The impact of COVID-19 restriction measures on loneliness among older adults in Austria

Eur J Public Health. 2021 Feb 1;31(1):44-49. doi: 10.1093/eurpub/ckaa238.


Background: To halt the spread of COVID-19, Austria implemented a 7-week 'lockdown' in March/April 2020. We assess whether the ensuing reduction in social contacts led to increased loneliness among older adults (60+).

Methods: Three analyses were conducted: (i) a comparison between pre-pandemic (SHARE: 2013-17) and pandemic (May 2020) levels of loneliness (UCLA-3 scale), (ii) an assessment of the cross-sectional correlation between being affected by COVID-19 restriction measures and loneliness (May 2020) and (iii) a longitudinal analysis of weekly changes (March-June 2020) in loneliness (Corona panel).

Results: We found (i) increased loneliness in 2020 compared with previous years, (ii) a moderate positive association between the number of restriction measures older adults were affected from and their loneliness and (iii) that loneliness was higher during 'lockdown' compared to the subsequent re-opening phase, particularly among those who live alone.

Conclusions: We found evidence that COVID-19 restriction measures in Austria have indeed resulted in increased levels of loneliness among older adults.
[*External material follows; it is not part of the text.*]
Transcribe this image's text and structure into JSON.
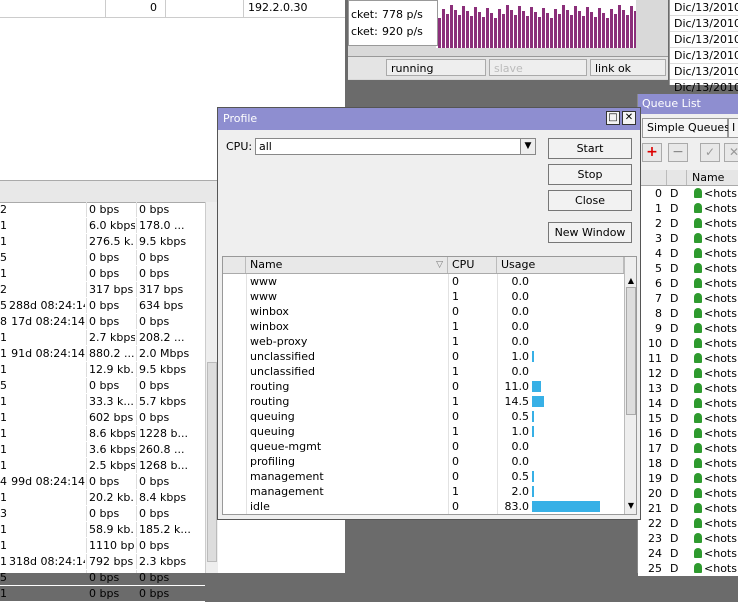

However, these effects seem to be short-lived, and thus no strong negative consequences for older adults' mental health are expected. Nonetheless, the effects on loneliness, and subsequent mental health issues, could be both more long-lasting and severe if future restriction measures are enacted repeatedly and/or over longer time periods.

MeSH terms

  • Aged
  • Aged, 80 and over
  • Austria / epidemiology
  • COVID-19 / epidemiology
  • COVID-19 / prevention & control*
  • COVID-19 / psychology*
  • Cross-Sectional Studies
  • Female
  • Humans
  • Independent Living
  • Loneliness / psychology*
  • Male
  • Mental Health
  • Middle Aged
  • Pandemics / prevention & control*
  • Physical Distancing
  • Quarantine / psychology*
  • SARS-CoV-2
  • Social Interaction
  • Social Isolation / psychology*